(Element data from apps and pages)
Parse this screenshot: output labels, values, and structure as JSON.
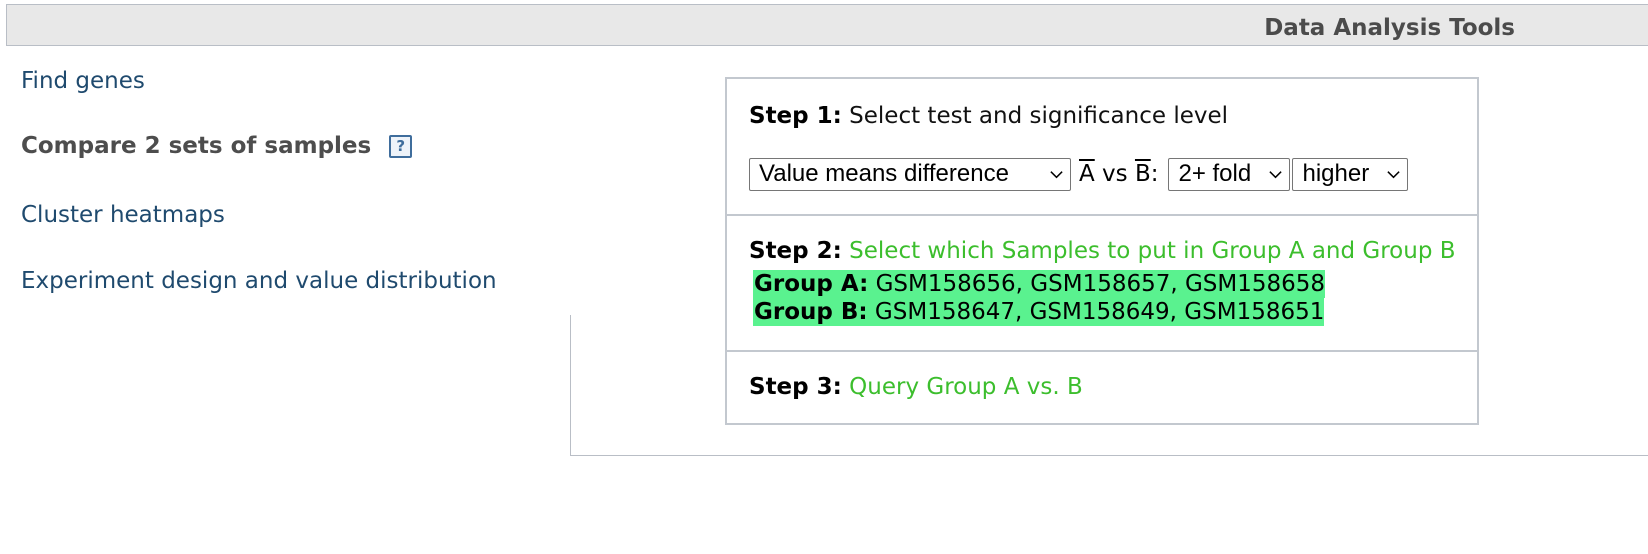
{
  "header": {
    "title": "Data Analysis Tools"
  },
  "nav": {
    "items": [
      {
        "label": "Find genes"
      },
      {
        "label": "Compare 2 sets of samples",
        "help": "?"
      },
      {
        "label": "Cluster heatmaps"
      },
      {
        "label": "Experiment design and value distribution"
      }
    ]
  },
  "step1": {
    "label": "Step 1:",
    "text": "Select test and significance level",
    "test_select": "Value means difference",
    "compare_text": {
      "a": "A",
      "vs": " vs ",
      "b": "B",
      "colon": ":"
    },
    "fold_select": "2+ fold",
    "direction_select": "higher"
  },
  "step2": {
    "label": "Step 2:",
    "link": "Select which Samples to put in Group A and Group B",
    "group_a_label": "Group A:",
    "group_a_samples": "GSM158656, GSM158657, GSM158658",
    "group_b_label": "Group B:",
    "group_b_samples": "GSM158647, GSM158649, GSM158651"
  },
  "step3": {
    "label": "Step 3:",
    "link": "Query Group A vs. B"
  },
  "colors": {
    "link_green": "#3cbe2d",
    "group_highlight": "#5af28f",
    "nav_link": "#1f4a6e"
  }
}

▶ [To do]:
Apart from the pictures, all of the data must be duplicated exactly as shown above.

▶ [Worked solution]:
Parse this screenshot: output labels, values, and structure as JSON.
{
  "header": {
    "title": "Data Analysis Tools"
  },
  "nav": {
    "items": [
      {
        "label": "Find genes"
      },
      {
        "label": "Compare 2 sets of samples",
        "help": "?"
      },
      {
        "label": "Cluster heatmaps"
      },
      {
        "label": "Experiment design and value distribution"
      }
    ]
  },
  "step1": {
    "label": "Step 1:",
    "text": "Select test and significance level",
    "test_select": "Value means difference",
    "compare_text": {
      "a": "A",
      "vs": " vs ",
      "b": "B",
      "colon": ":"
    },
    "fold_select": "2+ fold",
    "direction_select": "higher"
  },
  "step2": {
    "label": "Step 2:",
    "link": "Select which Samples to put in Group A and Group B",
    "group_a_label": "Group A:",
    "group_a_samples": "GSM158656, GSM158657, GSM158658",
    "group_b_label": "Group B:",
    "group_b_samples": "GSM158647, GSM158649, GSM158651"
  },
  "step3": {
    "label": "Step 3:",
    "link": "Query Group A vs. B"
  },
  "colors": {
    "link_green": "#3cbe2d",
    "group_highlight": "#5af28f",
    "nav_link": "#1f4a6e"
  }
}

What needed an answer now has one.